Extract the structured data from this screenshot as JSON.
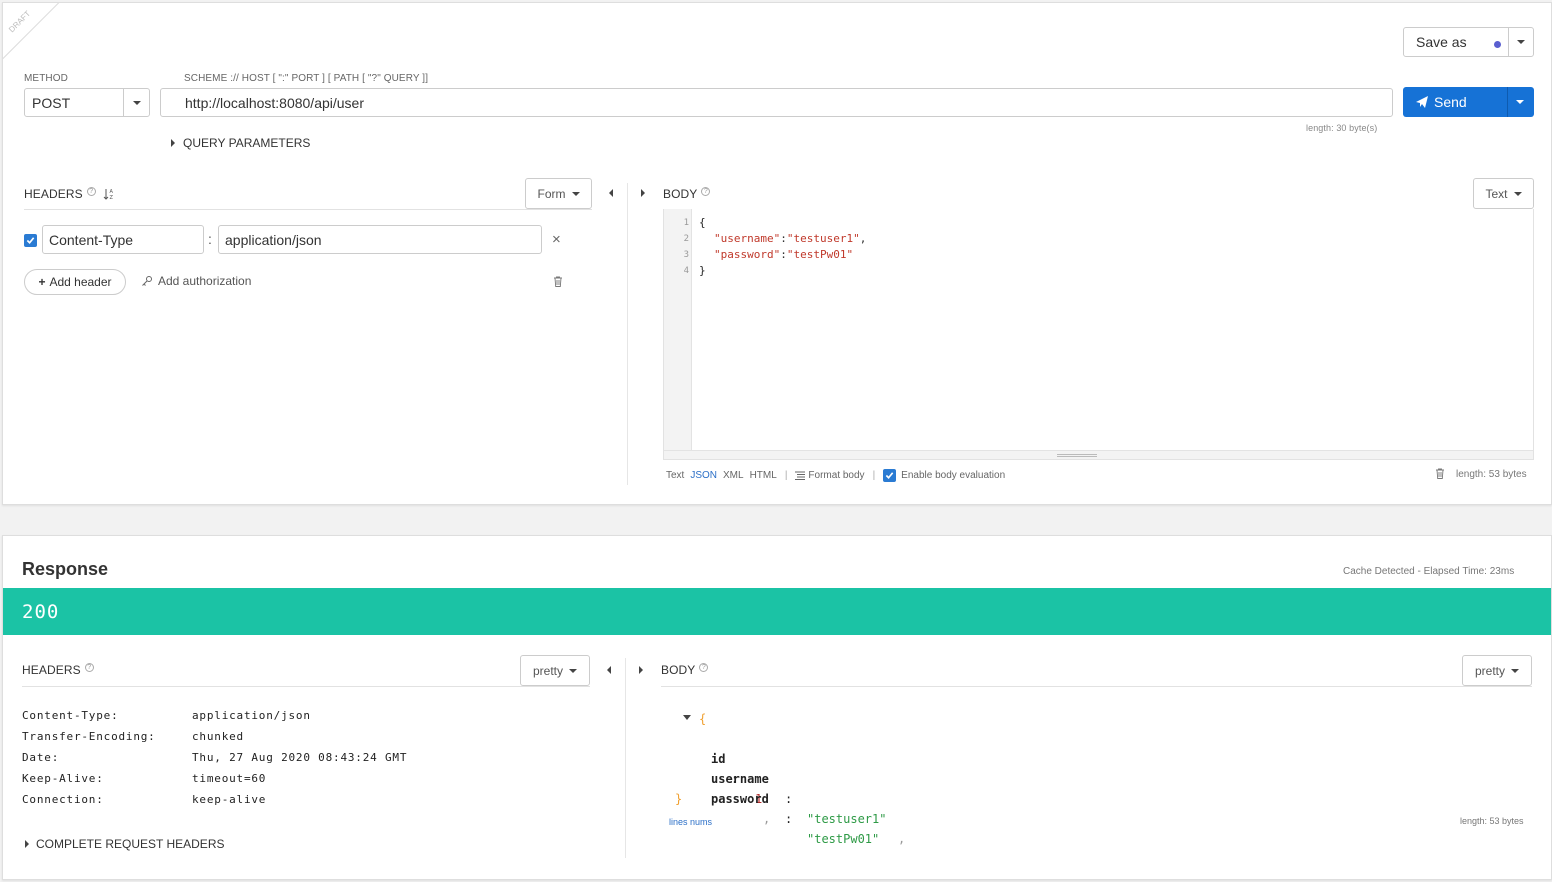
{
  "request": {
    "draft_label": "DRAFT",
    "save_as_label": "Save as",
    "method_label": "METHOD",
    "method_value": "POST",
    "url_hint": "SCHEME :// HOST [ \":\" PORT ] [ PATH [ \"?\" QUERY ]]",
    "url_value": "http://localhost:8080/api/user",
    "url_length": "length: 30 byte(s)",
    "send_label": "Send",
    "query_params_label": "QUERY PARAMETERS",
    "headers": {
      "title": "HEADERS",
      "mode": "Form",
      "rows": [
        {
          "enabled": true,
          "name": "Content-Type",
          "value": "application/json"
        }
      ],
      "separator": ":",
      "add_header_label": "Add header",
      "add_authorization_label": "Add authorization"
    },
    "body": {
      "title": "BODY",
      "mode": "Text",
      "lines": [
        {
          "num": "1",
          "text": "{"
        },
        {
          "num": "2",
          "key": "\"username\"",
          "colon": ":",
          "val": "\"testuser1\"",
          "tail": ","
        },
        {
          "num": "3",
          "key": "\"password\"",
          "colon": ":",
          "val": "\"testPw01\"",
          "tail": ""
        },
        {
          "num": "4",
          "text": "}"
        }
      ],
      "formats": [
        "Text",
        "JSON",
        "XML",
        "HTML"
      ],
      "active_format": "JSON",
      "format_body_label": "Format body",
      "enable_eval_label": "Enable body evaluation",
      "length": "length: 53 bytes"
    }
  },
  "response": {
    "title": "Response",
    "meta": "Cache Detected - Elapsed Time: 23ms",
    "status_code": "200",
    "status_color": "#1bc3a5",
    "headers": {
      "title": "HEADERS",
      "mode": "pretty",
      "rows": [
        {
          "key": "Content-Type:",
          "value": "application/json"
        },
        {
          "key": "Transfer-Encoding:",
          "value": "chunked"
        },
        {
          "key": "Date:",
          "value": "Thu, 27 Aug 2020 08:43:24 GMT"
        },
        {
          "key": "Keep-Alive:",
          "value": "timeout=60"
        },
        {
          "key": "Connection:",
          "value": "keep-alive"
        }
      ],
      "complete_label": "COMPLETE REQUEST HEADERS"
    },
    "body": {
      "title": "BODY",
      "mode": "pretty",
      "open_brace": "{",
      "close_brace": "}",
      "fields": [
        {
          "key": "id",
          "value": "1",
          "type": "number",
          "tail": ","
        },
        {
          "key": "username",
          "value": "\"testuser1\"",
          "type": "string",
          "tail": ","
        },
        {
          "key": "password",
          "value": "\"testPw01\"",
          "type": "string",
          "tail": ""
        }
      ],
      "lines_nums_label": "lines nums",
      "length": "length: 53 bytes"
    }
  }
}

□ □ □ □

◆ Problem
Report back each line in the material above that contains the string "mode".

◆ Solution to the exercise
      "mode": "Form",
      "mode": "Text",
      "mode": "pretty",
      "mode": "pretty",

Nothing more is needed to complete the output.